▸ Excerpted records:
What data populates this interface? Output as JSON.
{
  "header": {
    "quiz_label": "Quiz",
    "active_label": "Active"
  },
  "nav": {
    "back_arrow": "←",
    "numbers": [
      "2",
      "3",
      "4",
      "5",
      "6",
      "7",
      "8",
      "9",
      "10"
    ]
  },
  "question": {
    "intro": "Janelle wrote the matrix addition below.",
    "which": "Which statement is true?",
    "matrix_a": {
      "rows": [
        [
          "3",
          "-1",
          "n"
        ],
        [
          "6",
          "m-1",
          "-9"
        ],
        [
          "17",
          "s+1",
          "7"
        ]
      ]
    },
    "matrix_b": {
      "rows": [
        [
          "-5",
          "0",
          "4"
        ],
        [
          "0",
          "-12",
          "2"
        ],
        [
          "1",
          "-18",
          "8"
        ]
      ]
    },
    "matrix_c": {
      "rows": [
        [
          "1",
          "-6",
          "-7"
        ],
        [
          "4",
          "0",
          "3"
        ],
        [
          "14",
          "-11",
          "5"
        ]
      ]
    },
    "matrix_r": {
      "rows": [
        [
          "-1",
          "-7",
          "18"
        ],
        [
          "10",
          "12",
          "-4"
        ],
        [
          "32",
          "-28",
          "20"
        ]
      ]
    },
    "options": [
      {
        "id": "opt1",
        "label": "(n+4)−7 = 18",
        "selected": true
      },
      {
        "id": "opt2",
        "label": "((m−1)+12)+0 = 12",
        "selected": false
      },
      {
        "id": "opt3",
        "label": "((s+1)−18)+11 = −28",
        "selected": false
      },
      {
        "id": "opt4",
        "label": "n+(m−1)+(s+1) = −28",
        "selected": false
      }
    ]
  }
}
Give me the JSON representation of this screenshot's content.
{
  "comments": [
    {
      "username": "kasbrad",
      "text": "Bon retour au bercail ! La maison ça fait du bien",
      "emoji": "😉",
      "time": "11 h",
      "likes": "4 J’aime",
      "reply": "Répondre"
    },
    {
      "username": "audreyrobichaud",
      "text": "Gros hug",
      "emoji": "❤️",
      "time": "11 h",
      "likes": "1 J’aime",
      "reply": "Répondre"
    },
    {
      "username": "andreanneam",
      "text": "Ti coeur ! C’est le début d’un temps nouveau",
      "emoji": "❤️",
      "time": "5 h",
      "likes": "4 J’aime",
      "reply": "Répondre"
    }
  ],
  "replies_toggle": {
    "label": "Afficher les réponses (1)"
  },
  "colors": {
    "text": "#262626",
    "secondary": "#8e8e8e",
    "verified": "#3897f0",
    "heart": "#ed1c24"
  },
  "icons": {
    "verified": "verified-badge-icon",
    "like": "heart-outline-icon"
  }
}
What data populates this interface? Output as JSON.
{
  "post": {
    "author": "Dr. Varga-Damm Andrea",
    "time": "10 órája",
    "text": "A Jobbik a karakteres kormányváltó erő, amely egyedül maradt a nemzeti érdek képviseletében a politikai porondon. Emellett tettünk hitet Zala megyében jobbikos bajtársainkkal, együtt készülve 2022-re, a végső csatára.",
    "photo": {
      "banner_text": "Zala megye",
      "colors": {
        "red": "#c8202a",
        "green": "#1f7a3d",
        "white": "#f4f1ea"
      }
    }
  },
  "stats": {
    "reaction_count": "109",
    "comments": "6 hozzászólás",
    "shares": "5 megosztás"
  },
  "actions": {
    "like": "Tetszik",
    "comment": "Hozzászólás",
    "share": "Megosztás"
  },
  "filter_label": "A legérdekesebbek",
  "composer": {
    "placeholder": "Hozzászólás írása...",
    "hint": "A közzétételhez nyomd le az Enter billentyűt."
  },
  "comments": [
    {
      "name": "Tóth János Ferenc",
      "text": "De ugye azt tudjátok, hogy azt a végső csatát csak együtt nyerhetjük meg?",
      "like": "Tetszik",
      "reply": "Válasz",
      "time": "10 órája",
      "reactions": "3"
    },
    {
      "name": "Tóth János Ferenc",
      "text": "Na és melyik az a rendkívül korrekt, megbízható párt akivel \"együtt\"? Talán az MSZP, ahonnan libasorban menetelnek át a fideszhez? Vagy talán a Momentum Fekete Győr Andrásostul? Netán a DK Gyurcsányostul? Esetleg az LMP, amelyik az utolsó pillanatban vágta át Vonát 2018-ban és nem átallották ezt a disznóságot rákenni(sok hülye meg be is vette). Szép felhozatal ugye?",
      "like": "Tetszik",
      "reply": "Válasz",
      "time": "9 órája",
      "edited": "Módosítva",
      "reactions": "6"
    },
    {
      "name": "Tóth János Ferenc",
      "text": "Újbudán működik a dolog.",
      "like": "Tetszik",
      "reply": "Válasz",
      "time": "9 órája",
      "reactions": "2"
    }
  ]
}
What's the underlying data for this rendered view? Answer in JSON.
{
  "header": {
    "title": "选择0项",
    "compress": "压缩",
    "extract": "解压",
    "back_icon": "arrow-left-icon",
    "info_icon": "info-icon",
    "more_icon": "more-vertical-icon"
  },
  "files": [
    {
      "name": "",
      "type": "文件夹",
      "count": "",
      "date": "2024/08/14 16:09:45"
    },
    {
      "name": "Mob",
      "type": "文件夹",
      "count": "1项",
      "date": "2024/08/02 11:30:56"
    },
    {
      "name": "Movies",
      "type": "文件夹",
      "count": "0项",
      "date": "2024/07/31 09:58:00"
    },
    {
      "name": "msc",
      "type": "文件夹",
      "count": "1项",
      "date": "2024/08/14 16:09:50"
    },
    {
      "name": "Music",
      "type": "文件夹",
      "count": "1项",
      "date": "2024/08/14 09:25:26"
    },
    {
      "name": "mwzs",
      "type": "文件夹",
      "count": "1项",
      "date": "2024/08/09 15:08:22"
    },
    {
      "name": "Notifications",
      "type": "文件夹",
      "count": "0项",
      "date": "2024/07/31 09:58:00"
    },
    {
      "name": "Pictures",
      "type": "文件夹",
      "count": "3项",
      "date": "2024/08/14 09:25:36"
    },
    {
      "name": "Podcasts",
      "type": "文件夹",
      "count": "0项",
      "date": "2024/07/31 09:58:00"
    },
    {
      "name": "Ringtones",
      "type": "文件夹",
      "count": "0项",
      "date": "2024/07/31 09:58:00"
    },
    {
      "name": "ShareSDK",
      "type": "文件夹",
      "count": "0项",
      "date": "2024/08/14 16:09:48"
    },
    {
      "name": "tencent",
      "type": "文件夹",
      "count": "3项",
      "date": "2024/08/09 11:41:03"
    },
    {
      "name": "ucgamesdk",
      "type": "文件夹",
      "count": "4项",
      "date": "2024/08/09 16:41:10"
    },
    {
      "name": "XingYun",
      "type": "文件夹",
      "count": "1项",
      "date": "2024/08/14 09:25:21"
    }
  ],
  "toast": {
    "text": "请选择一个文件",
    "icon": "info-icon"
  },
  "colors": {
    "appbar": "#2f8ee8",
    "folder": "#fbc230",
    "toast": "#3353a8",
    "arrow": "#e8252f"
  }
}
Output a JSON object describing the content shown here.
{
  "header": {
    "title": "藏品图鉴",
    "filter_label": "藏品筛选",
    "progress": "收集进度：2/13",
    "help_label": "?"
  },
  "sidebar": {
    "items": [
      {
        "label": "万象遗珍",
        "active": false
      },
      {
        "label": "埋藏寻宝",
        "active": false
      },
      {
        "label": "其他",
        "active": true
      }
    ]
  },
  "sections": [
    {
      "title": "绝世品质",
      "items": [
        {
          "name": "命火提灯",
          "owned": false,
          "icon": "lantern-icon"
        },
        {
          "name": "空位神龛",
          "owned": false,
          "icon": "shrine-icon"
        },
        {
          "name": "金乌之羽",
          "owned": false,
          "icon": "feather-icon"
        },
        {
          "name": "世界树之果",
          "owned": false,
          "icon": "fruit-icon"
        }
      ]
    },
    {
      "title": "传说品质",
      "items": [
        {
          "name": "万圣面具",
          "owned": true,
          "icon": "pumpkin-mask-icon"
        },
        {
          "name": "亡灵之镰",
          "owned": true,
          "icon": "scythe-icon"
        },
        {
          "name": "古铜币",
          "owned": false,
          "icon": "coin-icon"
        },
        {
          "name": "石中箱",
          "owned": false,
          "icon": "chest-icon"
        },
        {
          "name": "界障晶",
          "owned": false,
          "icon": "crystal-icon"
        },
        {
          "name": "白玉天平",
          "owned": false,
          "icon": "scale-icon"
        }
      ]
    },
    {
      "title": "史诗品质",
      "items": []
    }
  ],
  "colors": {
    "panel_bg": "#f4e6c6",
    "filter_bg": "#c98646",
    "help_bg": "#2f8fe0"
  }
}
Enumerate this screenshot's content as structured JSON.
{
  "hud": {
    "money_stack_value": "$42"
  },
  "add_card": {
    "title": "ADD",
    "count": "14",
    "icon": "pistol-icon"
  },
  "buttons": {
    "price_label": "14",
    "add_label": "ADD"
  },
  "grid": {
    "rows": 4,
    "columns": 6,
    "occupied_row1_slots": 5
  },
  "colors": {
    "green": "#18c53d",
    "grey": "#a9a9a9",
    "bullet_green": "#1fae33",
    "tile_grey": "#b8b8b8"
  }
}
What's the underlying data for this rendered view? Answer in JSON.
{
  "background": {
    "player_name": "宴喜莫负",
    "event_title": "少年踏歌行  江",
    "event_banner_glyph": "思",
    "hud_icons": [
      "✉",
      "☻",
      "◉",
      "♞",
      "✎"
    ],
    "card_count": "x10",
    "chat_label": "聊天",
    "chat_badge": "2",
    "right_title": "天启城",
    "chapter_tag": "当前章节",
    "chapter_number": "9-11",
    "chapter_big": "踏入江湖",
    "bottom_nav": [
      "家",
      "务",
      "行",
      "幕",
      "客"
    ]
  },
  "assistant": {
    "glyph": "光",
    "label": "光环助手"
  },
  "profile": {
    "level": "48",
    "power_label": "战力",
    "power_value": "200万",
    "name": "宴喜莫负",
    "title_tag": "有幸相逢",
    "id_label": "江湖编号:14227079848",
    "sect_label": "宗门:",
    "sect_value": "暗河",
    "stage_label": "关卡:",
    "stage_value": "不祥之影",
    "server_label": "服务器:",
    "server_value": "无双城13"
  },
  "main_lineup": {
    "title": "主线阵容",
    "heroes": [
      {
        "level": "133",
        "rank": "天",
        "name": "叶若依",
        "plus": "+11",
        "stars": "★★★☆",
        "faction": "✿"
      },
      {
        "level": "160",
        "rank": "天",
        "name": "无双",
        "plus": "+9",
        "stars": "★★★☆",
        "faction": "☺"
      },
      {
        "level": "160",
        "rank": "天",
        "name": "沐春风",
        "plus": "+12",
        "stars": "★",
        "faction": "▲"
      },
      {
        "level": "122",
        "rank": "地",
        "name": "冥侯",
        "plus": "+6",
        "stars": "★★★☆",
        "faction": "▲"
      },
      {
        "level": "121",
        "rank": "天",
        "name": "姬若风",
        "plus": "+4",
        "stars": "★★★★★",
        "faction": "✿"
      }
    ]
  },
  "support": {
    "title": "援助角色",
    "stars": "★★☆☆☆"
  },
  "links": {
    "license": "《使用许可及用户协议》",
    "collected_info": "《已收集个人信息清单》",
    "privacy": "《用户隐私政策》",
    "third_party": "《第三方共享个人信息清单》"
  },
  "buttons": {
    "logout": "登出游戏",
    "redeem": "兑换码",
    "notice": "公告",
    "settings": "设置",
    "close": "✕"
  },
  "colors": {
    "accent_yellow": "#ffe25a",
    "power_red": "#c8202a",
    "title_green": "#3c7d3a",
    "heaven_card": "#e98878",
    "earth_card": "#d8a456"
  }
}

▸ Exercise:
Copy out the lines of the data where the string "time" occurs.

▸ Solution to this task:
      "time": "11 h",
      "time": "11 h",
      "time": "5 h",
    "time": "10 órája",
      "time": "10 órája",
      "time": "9 órája",
      "time": "9 órája",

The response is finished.